My biggest two “beefs” (or is that “beeves”?) about the Behmor are the “mandated interaction” bug, er, “feature” they built in to the later ones, and the more than obnoxiously fiddly profiling.
As to the “hey wake up and tell us you’re still here” nanny feature… this is a REAL bother. I am often working on multiple things in the same area, and can easily let that half minute window walk on by when I’m three feet from the roaster, paying attention to something else with my EYES, but “all ears” and listening for the first few pops of crack…. which, by long habit, I do NOT miss. To be FORCED to acknowledge my presence by physically interacting with the infernal Nanny Feature, and missing, at times by mere seconds, that tiny window has cost me a few batches of coffee. Once it stalls, there is no effecive way to rescue, rewind, relaunch. I think there should be a means of disabling that bug.
One of my customers is wheelchair bound, and, while he is quite agile in that contraption, he is often inches away, his eyes on something else, but listening and smelling, and well aware of when he needs to DO something. But he is keyed into what is happening inside the roaster, by sound and smell, and not so much by either time or the machines whimsical demands.
The other issue… the long slow climb to crack, is obviously a function of how many BTU can a 15 amp machine pour into a mass of beans. One pound is ahopeless case, it is really a half pound roaster. But even at that loading the machine to work hard to come to crack in anything “normal” (and I tend to try and hit crack somewhere in the 7.5 to 9.5 minute mark)
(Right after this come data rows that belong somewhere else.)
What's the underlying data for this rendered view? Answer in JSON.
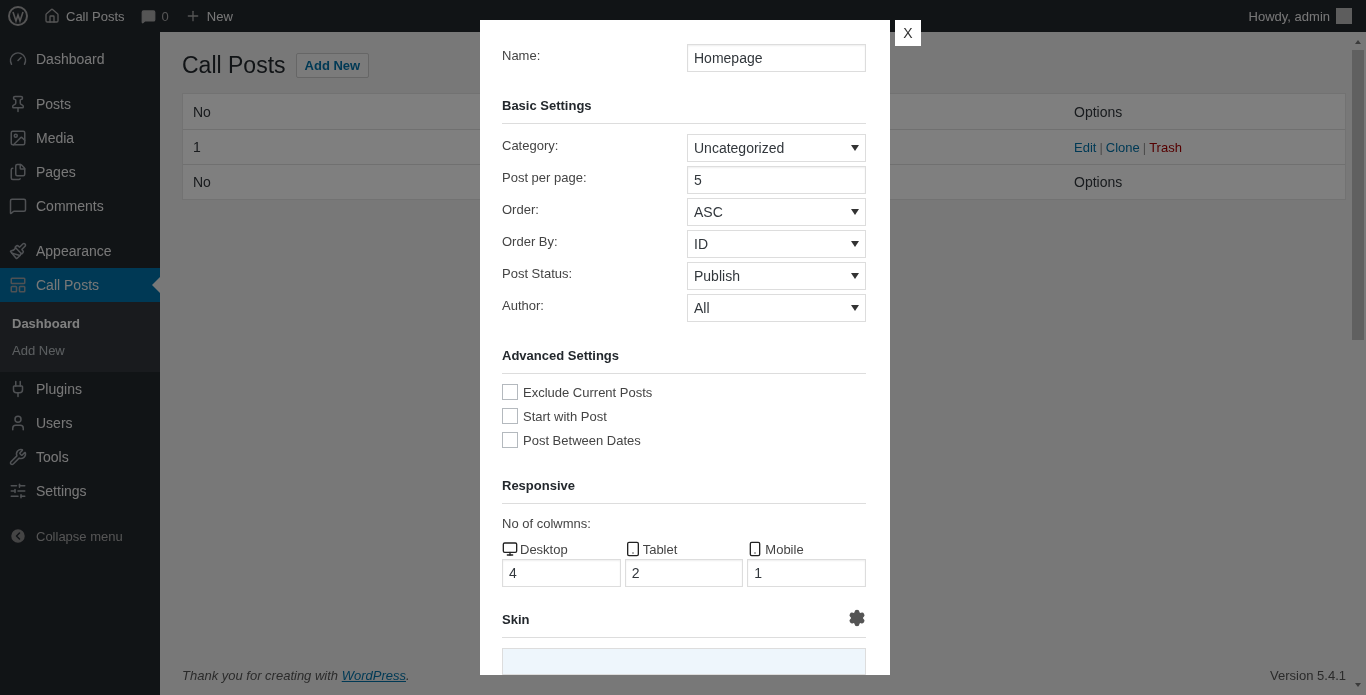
{
  "admin_bar": {
    "site": "Call Posts",
    "comments": "0",
    "new": "New",
    "greeting": "Howdy, admin"
  },
  "sidebar": {
    "groups": [
      [
        {
          "label": "Dashboard",
          "selected": false
        }
      ],
      [
        {
          "label": "Posts",
          "selected": false
        },
        {
          "label": "Media",
          "selected": false
        },
        {
          "label": "Pages",
          "selected": false
        },
        {
          "label": "Comments",
          "selected": false
        }
      ],
      [
        {
          "label": "Appearance",
          "selected": false
        },
        {
          "label": "Call Posts",
          "selected": true,
          "children": [
            {
              "label": "Dashboard",
              "selected": true
            },
            {
              "label": "Add New",
              "selected": false
            }
          ]
        },
        {
          "label": "Plugins",
          "selected": false
        },
        {
          "label": "Users",
          "selected": false
        },
        {
          "label": "Tools",
          "selected": false
        },
        {
          "label": "Settings",
          "selected": false
        }
      ]
    ],
    "collapse": "Collapse menu"
  },
  "page": {
    "title": "Call Posts",
    "add_new": "Add New",
    "table": {
      "separator": "|",
      "columns": [
        "No",
        "Options"
      ],
      "rows": [
        {
          "no": "1",
          "actions": [
            {
              "label": "Edit",
              "kind": "link"
            },
            {
              "label": "Clone",
              "kind": "link"
            },
            {
              "label": "Trash",
              "kind": "delete"
            }
          ]
        }
      ],
      "footer": [
        "No",
        "Options"
      ]
    }
  },
  "footer": {
    "before": "Thank you for creating with ",
    "link": "WordPress",
    "after": ".",
    "version": "Version 5.4.1"
  },
  "modal": {
    "close": "X",
    "name": {
      "label": "Name:",
      "value": "Homepage"
    },
    "basic": {
      "title": "Basic Settings",
      "fields": [
        {
          "label": "Category:",
          "value": "Uncategorized",
          "kind": "select"
        },
        {
          "label": "Post per page:",
          "value": "5",
          "kind": "text"
        },
        {
          "label": "Order:",
          "value": "ASC",
          "kind": "select"
        },
        {
          "label": "Order By:",
          "value": "ID",
          "kind": "select"
        },
        {
          "label": "Post Status:",
          "value": "Publish",
          "kind": "select"
        },
        {
          "label": "Author:",
          "value": "All",
          "kind": "select"
        }
      ]
    },
    "advanced": {
      "title": "Advanced Settings",
      "options": [
        {
          "label": "Exclude Current Posts",
          "checked": false
        },
        {
          "label": "Start with Post",
          "checked": false
        },
        {
          "label": "Post Between Dates",
          "checked": false
        }
      ]
    },
    "responsive": {
      "title": "Responsive",
      "label": "No of colwmns:",
      "devices": [
        {
          "label": "Desktop",
          "value": "4",
          "kind": "desktop"
        },
        {
          "label": "Tablet",
          "value": "2",
          "kind": "tablet"
        },
        {
          "label": "Mobile",
          "value": "1",
          "kind": "mobile"
        }
      ]
    },
    "skin": {
      "title": "Skin"
    }
  }
}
Notwithstanding the above remarks, the machines can, and do, turn out some very drinkable coffees, IF one manages to get a handle on its peculiarities. I have had some fine cups made from what these can do. They are VERY consistent batch to batch, too, given one programmes consistently.
I’m waiting for a 220 volt 60 Hz 30 amp version…….. but I rather think that will be a long wait, as it would bring a total redesign. And Joe is busy working on “other stuff” he’s got up his sleeve!!!
This is the best countertop home roaster since the venerable old i-Roast, now long gone. I am thankful for the good work put into them to make them what they are.
I learned through this video (https://www.youtube.com/watch?v=tfxebAf6Dd0) that the “I am still here” feature of the machine was required as some type of legal requirement to get the machine onto the domestic market. I don’t think they would put this in just to annoy users with spoilt batches of beans. He also has a workflow that incorporates a stopwatch so you can sync it with the machine to get an audible warning when you have to press the button. Maybe use a timer app on a smartphone?
Anyone use this roaster with 250g samples?